Then I got a note from the president of the Cemetery, and he said: “Mrs. Thorn, it is made out that we will bury the soldiers in our Cemetery for a while, so you go for that piece of ground and commence sticking off lots and graves as fast as you can make them.” Well, you may know how I felt, my husband in the army, my father an aged man. Yet for all the foul air we two started in. I stuck off the graves and while my father finished one, I had another one started. This lasted for days, until the boys sent word, if I couldn’t get help at all I should telegraph to some of my friends to come and help me. Two came, but one only stayed two days, then got deathly sick and left. The other stayed five days, then he went away very sick, and I had to pay their fare here and very good wages for their work. By that time we had forty graves done. And then my father and I had to dig on harder again. They kept on burying the soldiers until they had the National Cemetery ready, and in that time we buried one hundred five soldiers. In front of this house there were fifteen dead horses and beside the Cemetery there were nineteen in that field. So you may know it was only excitement that helped me to do all the work, with all that stench. And in three months after I had a dear little baby. But it was not very strong, and from that time on my health failed and for years I was a very sickly woman. In my older days my health has been better, but those hard days have always told on my life. Gettysburg [PA] Times 2 July 1938, p. 3
In the battle, nearly everything the family owned had been destroyed or stolen. For her efforts, Elizabeth Thorn received no extra money beyond her husband’s salary of a little over $12.00 per month and she and her father were criticised as unpatriotic for daring to ask for compensation for their substantial losses. President Lincoln delivered the Gettysburg Address from a platform in Evergreen Cemetery on 19 November, 1863. One wonders if Mrs Thorn, her new daughter in her arms, heard the President speak? Peter Thorn survived the war and returned to the cemetery. He and Elizabeth died within months of each other in 1907 and are buried at Evergreen.
You may see more photographs of the statue of this intrepid woman here.

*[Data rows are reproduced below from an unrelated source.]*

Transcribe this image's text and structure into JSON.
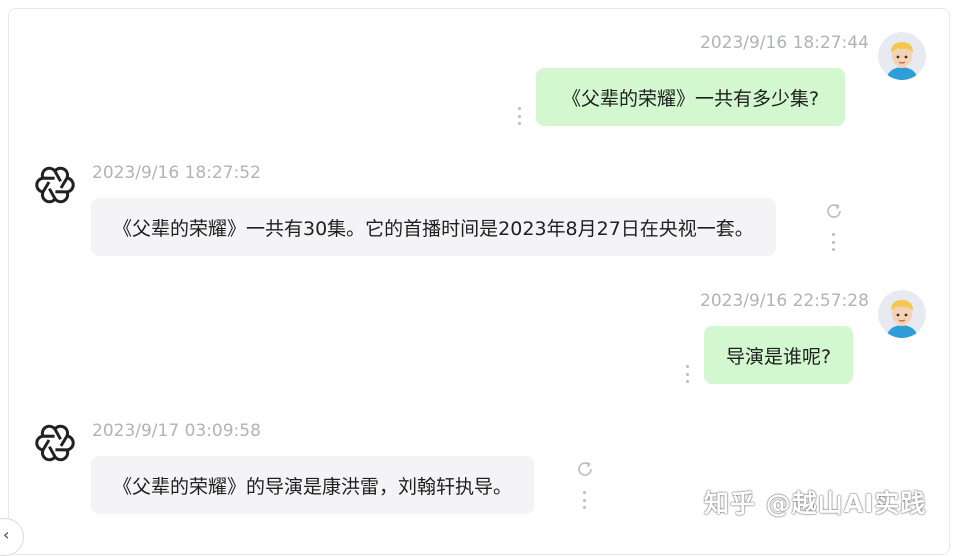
{
  "messages": [
    {
      "role": "user",
      "timestamp": "2023/9/16 18:27:44",
      "text": "《父辈的荣耀》一共有多少集?"
    },
    {
      "role": "assistant",
      "timestamp": "2023/9/16 18:27:52",
      "text": "《父辈的荣耀》一共有30集。它的首播时间是2023年8月27日在央视一套。"
    },
    {
      "role": "user",
      "timestamp": "2023/9/16 22:57:28",
      "text": "导演是谁呢?"
    },
    {
      "role": "assistant",
      "timestamp": "2023/9/17 03:09:58",
      "text": "《父辈的荣耀》的导演是康洪雷，刘翰轩执导。"
    }
  ],
  "watermark": "知乎 @越山AI实践",
  "icons": {
    "user_avatar": "user-avatar-icon",
    "assistant_avatar": "openai-logo-icon",
    "more": "vertical-dots-icon",
    "regenerate": "refresh-icon",
    "collapse": "chevron-left-icon"
  },
  "colors": {
    "user_bubble": "#d3f7cf",
    "assistant_bubble": "#f4f4f6",
    "timestamp": "#b0b3b8"
  }
}
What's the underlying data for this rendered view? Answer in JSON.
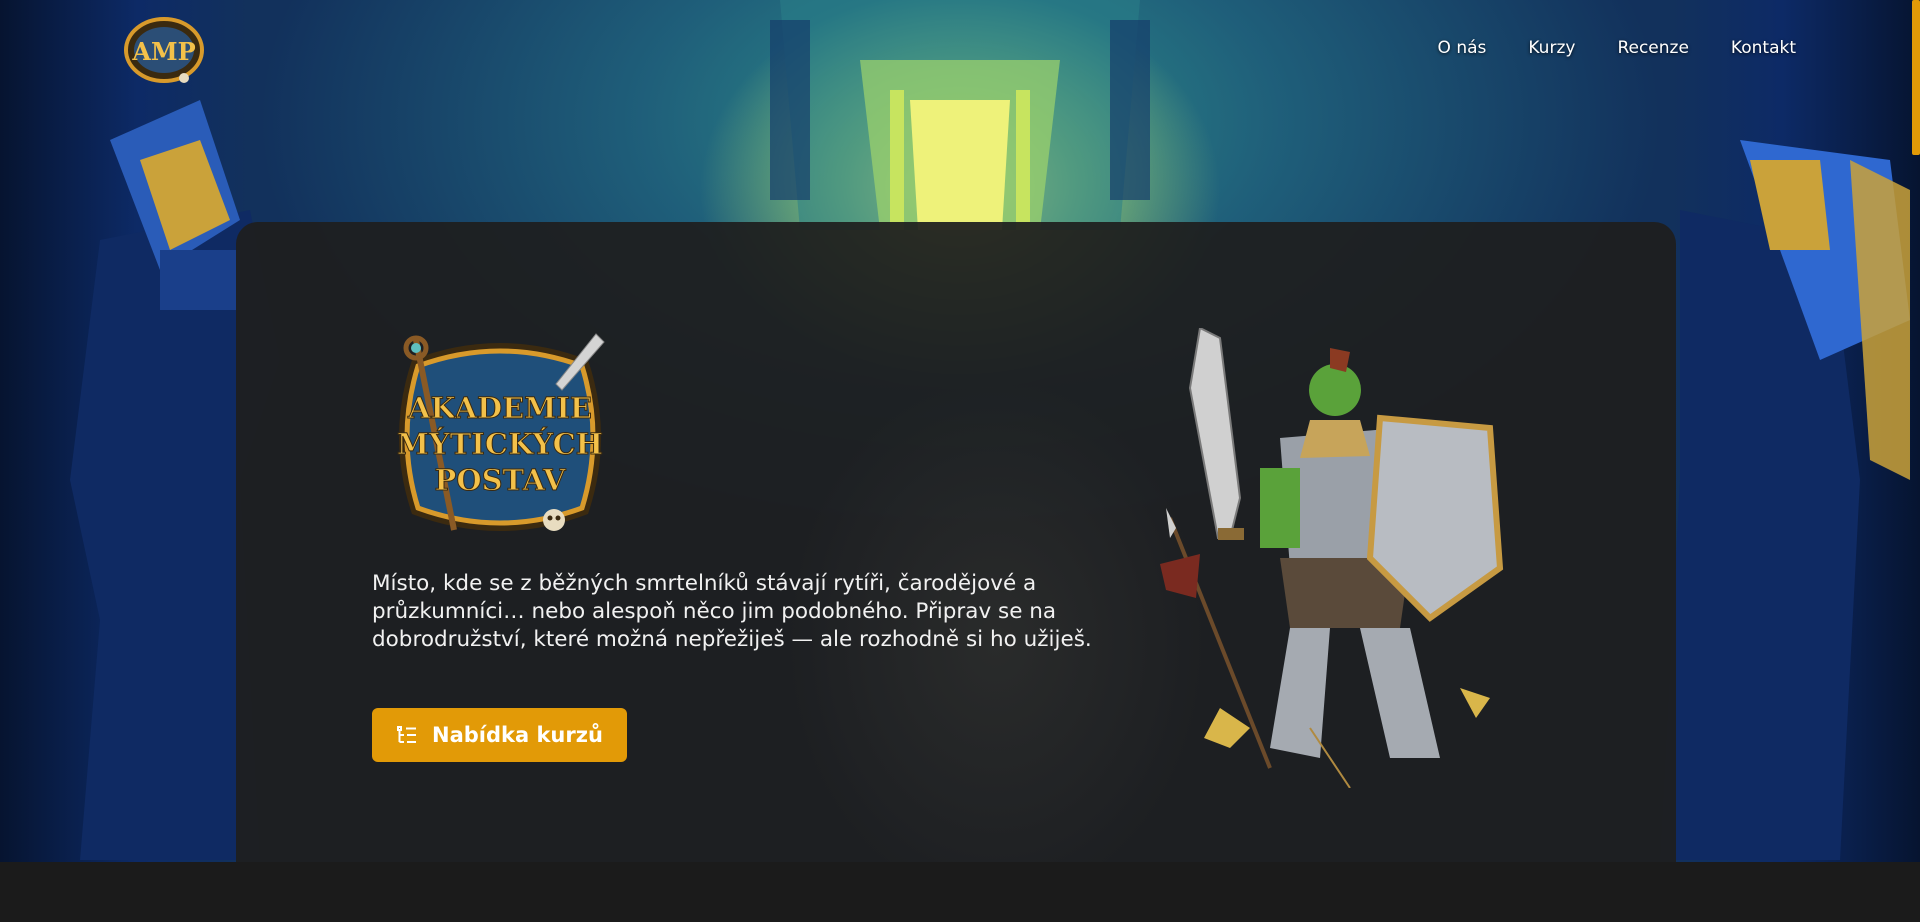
{
  "header": {
    "logo_text": "AMP",
    "nav": [
      {
        "label": "O nás"
      },
      {
        "label": "Kurzy"
      },
      {
        "label": "Recenze"
      },
      {
        "label": "Kontakt"
      }
    ]
  },
  "hero": {
    "emblem_text": [
      "AKADEMIE",
      "MÝTICKÝCH",
      "POSTAV"
    ],
    "tagline": "Místo, kde se z běžných smrtelníků stávají rytíři, čarodějové a průzkumníci… nebo alespoň něco jim podobného. Připrav se na dobrodružství, které možná nepřežiješ — ale rozhodně si ho užiješ.",
    "cta_label": "Nabídka kurzů",
    "cta_icon": "list-icon",
    "character_image": "orc-warrior-illustration"
  },
  "colors": {
    "accent": "#e29a07",
    "panel": "#1e1e1e",
    "emblem_fill": "#1f4f7a",
    "emblem_border": "#d89a2b"
  }
}
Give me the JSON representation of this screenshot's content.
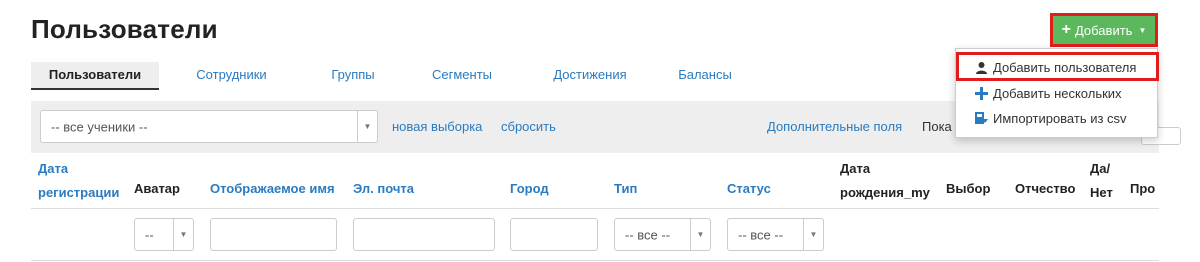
{
  "header": {
    "title": "Пользователи",
    "add_button": "Добавить"
  },
  "dropdown": {
    "items": [
      {
        "label": "Добавить пользователя",
        "icon": "user-icon"
      },
      {
        "label": "Добавить нескольких",
        "icon": "plus-icon"
      },
      {
        "label": "Импортировать из csv",
        "icon": "import-icon"
      }
    ]
  },
  "tabs": [
    {
      "label": "Пользователи",
      "active": true
    },
    {
      "label": "Сотрудники"
    },
    {
      "label": "Группы"
    },
    {
      "label": "Сегменты"
    },
    {
      "label": "Достижения"
    },
    {
      "label": "Балансы"
    }
  ],
  "filter": {
    "select_value": "-- все ученики --",
    "new_selection": "новая выборка",
    "reset": "сбросить",
    "extra_fields": "Дополнительные поля",
    "show_label": "Пока"
  },
  "table": {
    "columns": [
      {
        "line1": "Дата",
        "line2": "регистрации"
      },
      {
        "line2": "Аватар"
      },
      {
        "line2": "Отображаемое имя"
      },
      {
        "line2": "Эл. почта"
      },
      {
        "line2": "Город"
      },
      {
        "line2": "Тип"
      },
      {
        "line2": "Статус"
      },
      {
        "line1": "Дата",
        "line2": "рождения_my"
      },
      {
        "line2": "Выбор"
      },
      {
        "line2": "Отчество"
      },
      {
        "line1": "Да/",
        "line2": "Нет"
      },
      {
        "line2": "Про"
      }
    ],
    "filters": {
      "avatar": "--",
      "type": "-- все --",
      "status": "-- все --"
    }
  },
  "colors": {
    "accent": "#2a7bc0",
    "success": "#5cb85c",
    "highlight": "#e21b1b"
  }
}
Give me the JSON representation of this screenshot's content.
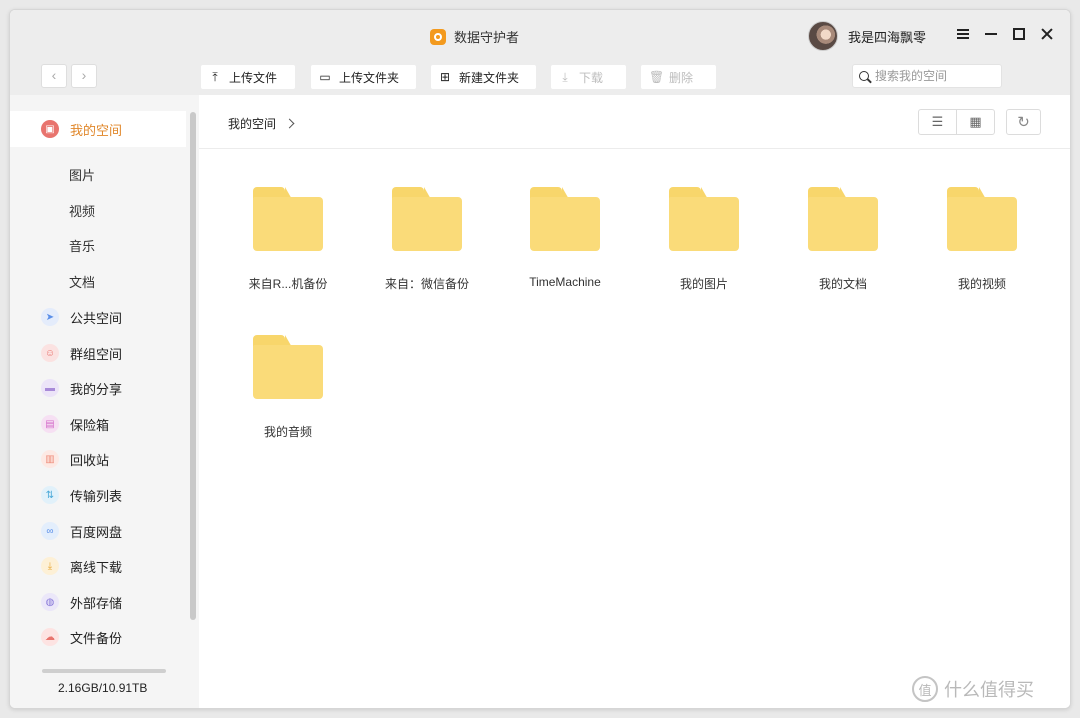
{
  "app": {
    "title": "数据守护者"
  },
  "user": {
    "name": "我是四海飘零"
  },
  "toolbar": {
    "back": "‹",
    "forward": "›",
    "upload_file": "上传文件",
    "upload_folder": "上传文件夹",
    "new_folder": "新建文件夹",
    "download": "下载",
    "delete": "删除",
    "search_placeholder": "搜索我的空间"
  },
  "sidebar": {
    "items": [
      {
        "label": "我的空间",
        "icon": "my-space-icon",
        "color": "#e8746e",
        "active": true
      },
      {
        "label": "公共空间",
        "icon": "paper-plane-icon",
        "color": "#5b8fe8"
      },
      {
        "label": "群组空间",
        "icon": "group-icon",
        "color": "#f2938f"
      },
      {
        "label": "我的分享",
        "icon": "share-icon",
        "color": "#a88ad8"
      },
      {
        "label": "保险箱",
        "icon": "safe-icon",
        "color": "#d36ac9"
      },
      {
        "label": "回收站",
        "icon": "trash-icon",
        "color": "#f3a899"
      },
      {
        "label": "传输列表",
        "icon": "transfer-icon",
        "color": "#73c1e8"
      },
      {
        "label": "百度网盘",
        "icon": "baidu-pan-icon",
        "color": "#7fb0f0"
      },
      {
        "label": "离线下载",
        "icon": "download-icon",
        "color": "#f4c15f"
      },
      {
        "label": "外部存储",
        "icon": "external-storage-icon",
        "color": "#9a8ce0"
      },
      {
        "label": "文件备份",
        "icon": "backup-icon",
        "color": "#f08a86"
      }
    ],
    "subitems": [
      "图片",
      "视频",
      "音乐",
      "文档"
    ],
    "storage": {
      "text": "2.16GB/10.91TB",
      "used_fraction": 0.0002
    }
  },
  "main": {
    "breadcrumb": "我的空间",
    "folders": [
      {
        "name": "来自R...机备份"
      },
      {
        "name": "来自：微信备份"
      },
      {
        "name": "TimeMachine"
      },
      {
        "name": "我的图片"
      },
      {
        "name": "我的文档"
      },
      {
        "name": "我的视频"
      },
      {
        "name": "我的音频"
      }
    ]
  },
  "watermark": {
    "text": "什么值得买",
    "badge": "值"
  },
  "colors": {
    "accent": "#e0872a",
    "folder": "#fadb79"
  }
}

The sculptor hid a Civil War relic—a minie ball—in the base of the image.
Mrs Daffodil invites you to join her on the curiously named “Face-book,” where you will find a feast of fashion hints, fads and fancies, and historical anecdotes
You may read about a sentimental succubus, a vengeful seamstress’s ghost, Victorian mourning gone horribly wrong, and, of course, Mrs Daffodil’s efficient tidying up after a distasteful decapitation in A Spot of Bother: Four Macabre Tales.